I feel like I’m hearing a lot about progress recently, and not just from “Progress 8.” More and more, our dialogue about education seems infused with progress – first there was “progress within a lesson,” now, progress over time. And what’s not to like? Clearly, the children in our care should be moving on, and improving day to day, year upon year.

And once I think I would have welcomed this: our focus on the C/D borderline, driven by league tables and a desperate need to stay afloat with budgets tied to student numbers, seemed to ignore both the top and the lowest achievers.

Or did it? In the fortunate position of working in small schools, in my experience we’ve always focused on pushing every child, even the lowest achievers, over the C-threshhold that will undeniably open more doors to them. I’ve written about how in my school 95% of students walked away with a C or above in English Language – and that my biggest regret is the 5% we didn’t get, when I knew it was possible. In my previous school, that figure was 98% last year – I wish someone would write more about that! (Caroline, Lizzie… I’m looking at you!) Moreover, the top were not left to languish; in my new school’s last year 11 cohort 35% achieved A or A* grades.

My problem with progress is not concerned with the top achievers. Any measure forcing schools to also stretch those with high prior attainment seems sensible. My problem with progress is when turning an F into an E carries the same incentives as turning it into a higher benchmark.

Cognitively speaking, I can’t find evidence that any child is not capable of achieving a C in English; all I can find evidence of is that they’re not capable yet. Some students need more time; through a variety of factors, whether that be poor attendance (so often linked to other social issues) or being in the early stages of learning English, or else labeling with any of the various acronyms denoting their ‘difficulties’ with learning. All this tells me is that they need more time, more attention, more intervention. And we need higher expectations.

Too often, students coming into secondary school with low prior attainment are victims of a social system which engrains disadvantage and ensures a cycle of poverty, and of an educational system not yet advanced enough to work through those gaps in their learning. The problem with progress, for me, is the potential there is to further engrain this problem, so that we end up fulfilling the low expectations society has had for certain children from birth.

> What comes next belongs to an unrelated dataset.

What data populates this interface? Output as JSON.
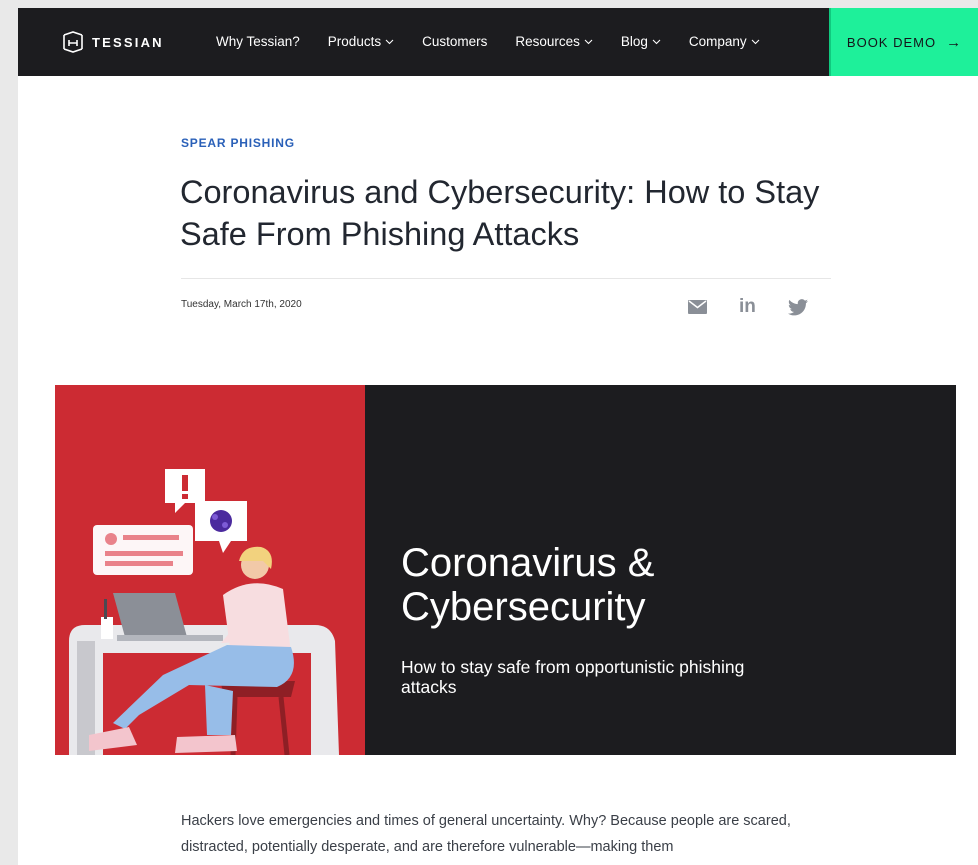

I’m not sure I can ascribe to a system where an equivalent D represents a good thing. I’m tired of people telling me “that’s a huge achievement for that student,” because it might be, but we can do better; they can do better. We need to have bigger ambitions of our own ability to transform the life chances of every single child; not just the borderline children, of all children. In the new 9 to 1 system, I need to know what represents the ticket to the future, so I can ensure all students achieve it.

We don’t have to look far to see schools which are coming close to ensuring that all their students have access to any life they could desire; King Solomon Academy in London has used high expectations and epic amounts of work to secure useful outcomes for almost every student in their care. Then, of course, there are America’s high performing Charter Schools which send every child to university.

The problem with progress is when it comes with a lack of an end game. It is the kind of word which makes it acceptable for professionals to say: “we can’t change society/the welfare system/the class system/the parents” – when in fact we can change the outcome, and overturn the whole.